TASK: Every line that contains "avatar" must be located and copied from the data.

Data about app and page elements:
========================================

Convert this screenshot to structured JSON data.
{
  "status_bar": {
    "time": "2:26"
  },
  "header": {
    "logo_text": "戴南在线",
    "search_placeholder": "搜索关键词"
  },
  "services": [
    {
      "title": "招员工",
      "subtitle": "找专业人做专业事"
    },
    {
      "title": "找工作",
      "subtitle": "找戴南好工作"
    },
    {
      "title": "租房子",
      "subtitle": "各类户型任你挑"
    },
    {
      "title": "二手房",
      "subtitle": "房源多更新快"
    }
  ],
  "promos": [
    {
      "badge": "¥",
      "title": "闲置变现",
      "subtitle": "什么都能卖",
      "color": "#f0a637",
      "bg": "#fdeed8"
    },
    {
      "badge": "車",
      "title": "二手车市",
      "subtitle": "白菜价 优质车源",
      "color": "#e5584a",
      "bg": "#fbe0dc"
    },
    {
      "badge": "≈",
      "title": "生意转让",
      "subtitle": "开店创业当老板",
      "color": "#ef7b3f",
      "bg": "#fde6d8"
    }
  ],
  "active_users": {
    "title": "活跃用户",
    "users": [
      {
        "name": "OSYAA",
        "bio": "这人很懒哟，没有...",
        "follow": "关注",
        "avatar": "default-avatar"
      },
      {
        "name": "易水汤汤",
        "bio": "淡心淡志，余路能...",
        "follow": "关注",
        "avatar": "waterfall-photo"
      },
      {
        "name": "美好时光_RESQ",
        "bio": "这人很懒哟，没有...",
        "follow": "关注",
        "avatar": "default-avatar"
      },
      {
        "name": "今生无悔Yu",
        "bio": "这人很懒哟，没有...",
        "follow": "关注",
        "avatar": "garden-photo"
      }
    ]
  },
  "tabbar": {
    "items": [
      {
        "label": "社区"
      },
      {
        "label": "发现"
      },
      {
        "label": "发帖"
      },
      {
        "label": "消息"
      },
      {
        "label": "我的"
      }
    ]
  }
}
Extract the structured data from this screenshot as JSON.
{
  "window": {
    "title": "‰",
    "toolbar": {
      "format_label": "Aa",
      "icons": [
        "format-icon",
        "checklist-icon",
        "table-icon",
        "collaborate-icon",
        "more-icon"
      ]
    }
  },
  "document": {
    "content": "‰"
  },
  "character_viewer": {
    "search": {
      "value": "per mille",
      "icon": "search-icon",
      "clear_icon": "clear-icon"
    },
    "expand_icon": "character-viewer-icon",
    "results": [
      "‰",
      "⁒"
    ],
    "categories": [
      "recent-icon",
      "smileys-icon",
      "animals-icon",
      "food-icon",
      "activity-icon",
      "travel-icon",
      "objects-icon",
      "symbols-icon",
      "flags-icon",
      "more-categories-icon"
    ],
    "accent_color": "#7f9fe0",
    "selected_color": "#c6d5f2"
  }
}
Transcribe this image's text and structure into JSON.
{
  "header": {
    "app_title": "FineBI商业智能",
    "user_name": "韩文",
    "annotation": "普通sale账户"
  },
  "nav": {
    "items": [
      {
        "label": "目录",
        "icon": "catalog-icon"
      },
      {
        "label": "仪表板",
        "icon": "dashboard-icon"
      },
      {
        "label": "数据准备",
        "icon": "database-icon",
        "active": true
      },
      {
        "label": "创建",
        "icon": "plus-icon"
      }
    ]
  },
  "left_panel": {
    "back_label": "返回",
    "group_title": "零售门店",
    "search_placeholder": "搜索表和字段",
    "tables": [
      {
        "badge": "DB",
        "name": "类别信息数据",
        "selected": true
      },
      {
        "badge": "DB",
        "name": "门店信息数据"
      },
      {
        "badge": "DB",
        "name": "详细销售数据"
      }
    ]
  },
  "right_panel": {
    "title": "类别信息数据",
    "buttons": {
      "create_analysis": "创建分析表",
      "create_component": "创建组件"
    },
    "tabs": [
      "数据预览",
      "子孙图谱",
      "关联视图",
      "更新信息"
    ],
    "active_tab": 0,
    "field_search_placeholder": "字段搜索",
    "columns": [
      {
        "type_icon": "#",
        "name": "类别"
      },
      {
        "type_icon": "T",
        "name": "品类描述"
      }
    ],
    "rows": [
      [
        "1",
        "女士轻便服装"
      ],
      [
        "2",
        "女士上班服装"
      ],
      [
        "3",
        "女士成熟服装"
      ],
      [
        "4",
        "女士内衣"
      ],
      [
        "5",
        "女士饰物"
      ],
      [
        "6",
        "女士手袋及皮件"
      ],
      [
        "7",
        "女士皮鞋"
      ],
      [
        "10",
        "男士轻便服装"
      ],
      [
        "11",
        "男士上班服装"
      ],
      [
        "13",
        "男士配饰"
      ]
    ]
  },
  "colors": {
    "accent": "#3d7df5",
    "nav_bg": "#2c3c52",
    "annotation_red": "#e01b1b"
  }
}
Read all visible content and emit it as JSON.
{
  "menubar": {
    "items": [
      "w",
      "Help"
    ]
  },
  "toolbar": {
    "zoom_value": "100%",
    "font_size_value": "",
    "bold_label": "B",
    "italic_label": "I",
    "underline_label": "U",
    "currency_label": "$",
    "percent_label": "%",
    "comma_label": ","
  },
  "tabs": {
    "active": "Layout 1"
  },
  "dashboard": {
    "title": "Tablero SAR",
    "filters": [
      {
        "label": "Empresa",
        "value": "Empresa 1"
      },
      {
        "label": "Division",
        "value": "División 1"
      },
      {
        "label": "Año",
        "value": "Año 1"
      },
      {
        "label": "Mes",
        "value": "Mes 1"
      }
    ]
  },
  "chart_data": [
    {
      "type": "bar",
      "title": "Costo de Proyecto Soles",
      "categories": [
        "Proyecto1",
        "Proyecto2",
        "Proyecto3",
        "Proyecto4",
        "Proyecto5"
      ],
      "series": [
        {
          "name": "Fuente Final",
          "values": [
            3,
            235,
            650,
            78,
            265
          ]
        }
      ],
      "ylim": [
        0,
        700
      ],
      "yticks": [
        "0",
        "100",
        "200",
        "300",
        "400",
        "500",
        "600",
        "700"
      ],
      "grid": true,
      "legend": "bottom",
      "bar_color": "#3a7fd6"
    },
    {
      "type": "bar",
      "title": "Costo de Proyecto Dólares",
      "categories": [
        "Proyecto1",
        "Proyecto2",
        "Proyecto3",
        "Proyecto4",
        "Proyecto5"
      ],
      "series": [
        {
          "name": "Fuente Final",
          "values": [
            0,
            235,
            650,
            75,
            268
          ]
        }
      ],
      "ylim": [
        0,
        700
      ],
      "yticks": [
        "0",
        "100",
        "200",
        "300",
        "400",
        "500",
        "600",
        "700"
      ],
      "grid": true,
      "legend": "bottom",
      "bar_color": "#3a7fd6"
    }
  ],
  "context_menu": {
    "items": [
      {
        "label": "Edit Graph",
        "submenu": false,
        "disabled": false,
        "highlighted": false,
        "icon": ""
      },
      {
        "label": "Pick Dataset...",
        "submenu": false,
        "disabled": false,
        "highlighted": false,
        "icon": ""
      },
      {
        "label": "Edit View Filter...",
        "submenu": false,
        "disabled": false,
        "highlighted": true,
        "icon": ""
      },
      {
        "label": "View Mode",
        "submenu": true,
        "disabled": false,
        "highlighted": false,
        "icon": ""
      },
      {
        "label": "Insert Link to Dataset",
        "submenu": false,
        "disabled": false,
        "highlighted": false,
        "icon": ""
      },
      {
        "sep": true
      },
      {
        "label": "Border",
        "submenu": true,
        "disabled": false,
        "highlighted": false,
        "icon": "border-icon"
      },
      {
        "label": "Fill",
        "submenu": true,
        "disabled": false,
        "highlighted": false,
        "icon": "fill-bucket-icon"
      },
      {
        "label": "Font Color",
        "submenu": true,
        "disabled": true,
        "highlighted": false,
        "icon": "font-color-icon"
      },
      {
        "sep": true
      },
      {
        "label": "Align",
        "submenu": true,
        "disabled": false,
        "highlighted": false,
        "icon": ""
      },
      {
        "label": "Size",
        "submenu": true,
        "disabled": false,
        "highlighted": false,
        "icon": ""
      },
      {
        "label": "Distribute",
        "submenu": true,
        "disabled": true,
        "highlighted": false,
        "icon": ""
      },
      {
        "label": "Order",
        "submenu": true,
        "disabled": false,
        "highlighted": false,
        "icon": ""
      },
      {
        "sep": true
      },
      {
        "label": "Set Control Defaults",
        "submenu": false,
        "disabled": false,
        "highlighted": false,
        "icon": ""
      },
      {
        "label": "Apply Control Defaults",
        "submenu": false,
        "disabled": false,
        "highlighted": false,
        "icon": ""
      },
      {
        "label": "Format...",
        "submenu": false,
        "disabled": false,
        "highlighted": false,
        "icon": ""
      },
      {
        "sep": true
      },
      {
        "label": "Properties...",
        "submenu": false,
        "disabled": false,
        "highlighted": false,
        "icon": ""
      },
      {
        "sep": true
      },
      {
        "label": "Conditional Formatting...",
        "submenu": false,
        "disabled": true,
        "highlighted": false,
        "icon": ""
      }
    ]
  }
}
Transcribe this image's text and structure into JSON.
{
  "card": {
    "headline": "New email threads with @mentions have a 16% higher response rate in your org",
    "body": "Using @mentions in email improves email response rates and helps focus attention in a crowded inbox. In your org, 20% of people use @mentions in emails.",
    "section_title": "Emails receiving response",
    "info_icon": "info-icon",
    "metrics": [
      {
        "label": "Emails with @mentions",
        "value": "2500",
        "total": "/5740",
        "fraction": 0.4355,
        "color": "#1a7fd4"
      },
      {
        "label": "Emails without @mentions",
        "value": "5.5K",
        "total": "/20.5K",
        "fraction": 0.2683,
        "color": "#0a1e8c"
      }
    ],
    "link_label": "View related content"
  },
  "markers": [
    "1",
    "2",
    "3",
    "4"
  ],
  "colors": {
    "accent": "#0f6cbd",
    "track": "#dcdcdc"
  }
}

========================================

SOLUTION FOR THIS PROBLEM:
        "avatar": "default-avatar"
        "avatar": "waterfall-photo"
        "avatar": "default-avatar"
        "avatar": "garden-photo"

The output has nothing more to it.